Professor Ashlie Latiolais and recent M.Arch graduate Jacob Odom, both of ARCH&also, recently collaborated on a project commissioned by the Acadiana Symphony Orchestra.

'PARADE' (French, pronounced Pah-rod) was a project commissioned by the Acadiana Symphony Orchestra as part of their "Technology & Art" 17/18 concert series which premiered Friday, March 16th at the Heymann Performing Arts Center.  The piece reinterprets the 1917 ballet in Paris (also named Parade) which was considered as one of the first avant-guard collaborations between Satie, Cocteau, Massine, and Picasso for the Ballets Russes where the piece questioned what constituted 'performance' as it related to the high art of ballet.  Just over 100 years later, the 21st century reinterpretation includes collaborators Clare Cook of Basin Dance Collective for the choreography, Jon Rabalais of Focus Productions for the projection graphics and mapping, Brian Schneider of Footcandle Lighting, and Ashlie Latiolais and Jacob Odom of ARCH&also for the architectural set design.  Questions of how society has become nearly dependent upon technology and the digital world with the lack of physicality were in the forefront of the designers minds.

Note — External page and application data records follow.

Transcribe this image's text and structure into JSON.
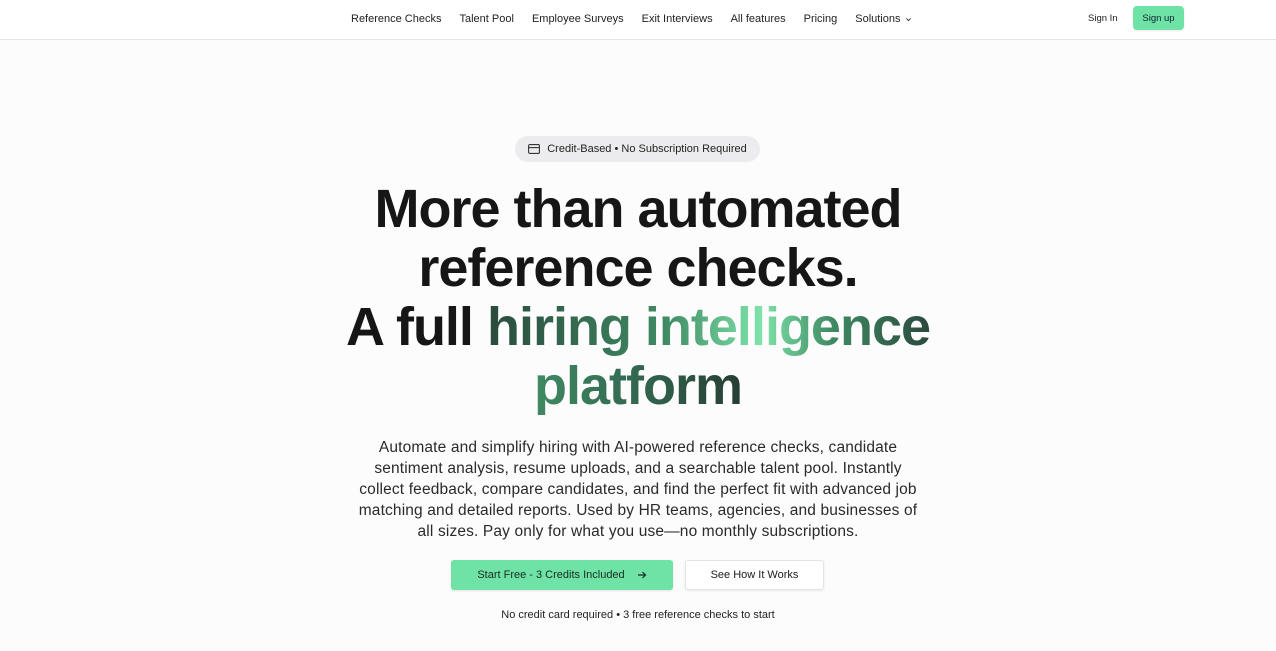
{
  "nav": {
    "links": [
      "Reference Checks",
      "Talent Pool",
      "Employee Surveys",
      "Exit Interviews",
      "All features",
      "Pricing"
    ],
    "solutions_label": "Solutions",
    "sign_in": "Sign In",
    "sign_up": "Sign up"
  },
  "badge": {
    "icon": "credit-card-icon",
    "text": "Credit-Based • No Subscription Required"
  },
  "hero": {
    "line1": "More than automated",
    "line2": "reference checks.",
    "line3_plain": "A full ",
    "line3_highlight": "hiring intelligence",
    "line4_highlight": "platform",
    "description": "Automate and simplify hiring with AI-powered reference checks, candidate sentiment analysis, resume uploads, and a searchable talent pool. Instantly collect feedback, compare candidates, and find the perfect fit with advanced job matching and detailed reports. Used by HR teams, agencies, and businesses of all sizes. Pay only for what you use—no monthly subscriptions."
  },
  "cta": {
    "primary": "Start Free - 3 Credits Included",
    "secondary": "See How It Works",
    "note": "No credit card required • 3 free reference checks to start"
  },
  "colors": {
    "accent": "#6fe3a6",
    "gradient_dark": "#2b4a3c",
    "gradient_mid": "#3f8a63",
    "gradient_light": "#7fe3aa"
  }
}
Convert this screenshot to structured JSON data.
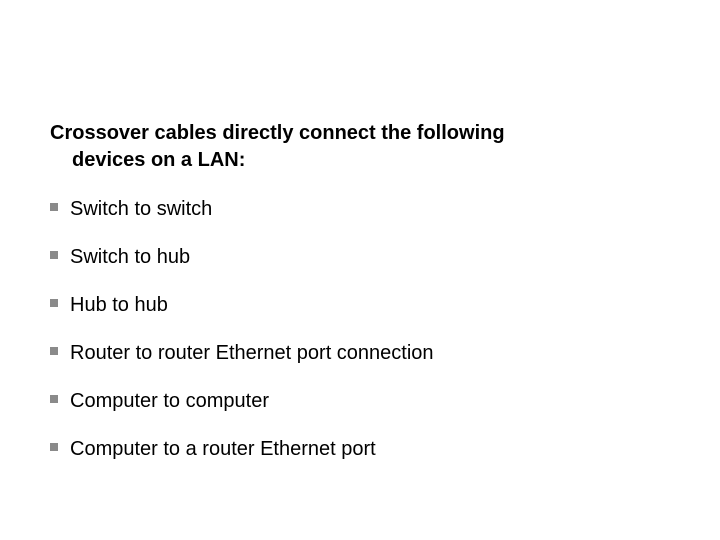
{
  "heading": {
    "line1": "Crossover cables directly connect the following",
    "line2": "devices on a LAN:"
  },
  "items": [
    "Switch to switch",
    "Switch to hub",
    "Hub to hub",
    "Router to router Ethernet port connection",
    "Computer to computer",
    "Computer to a router Ethernet port"
  ]
}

When developing the installation piece, considerations of adaptability and the dancer's relationship to the set was vital.  The designs flexibility suggested the dancers to interact with the installation and the fabric stretched between the frames allowed for the piece to be mapped through graphically designed projections.  The structure was an assemblage of four 5'-0" x 8'-0" steel tube panels on casters, with one anchored panel topped with a triangle alluding to the original set as designed by Picasso.  The fabrication was completed by Metal Head Inc. of Lafayette.  The integration of live symphonic music, timed choreography and projections, with custom tuned lighting created a one time opportunity to execute the piece with zero mistakes - it was well received by many throughout the community and the project will continue building on a body work in several more capacities.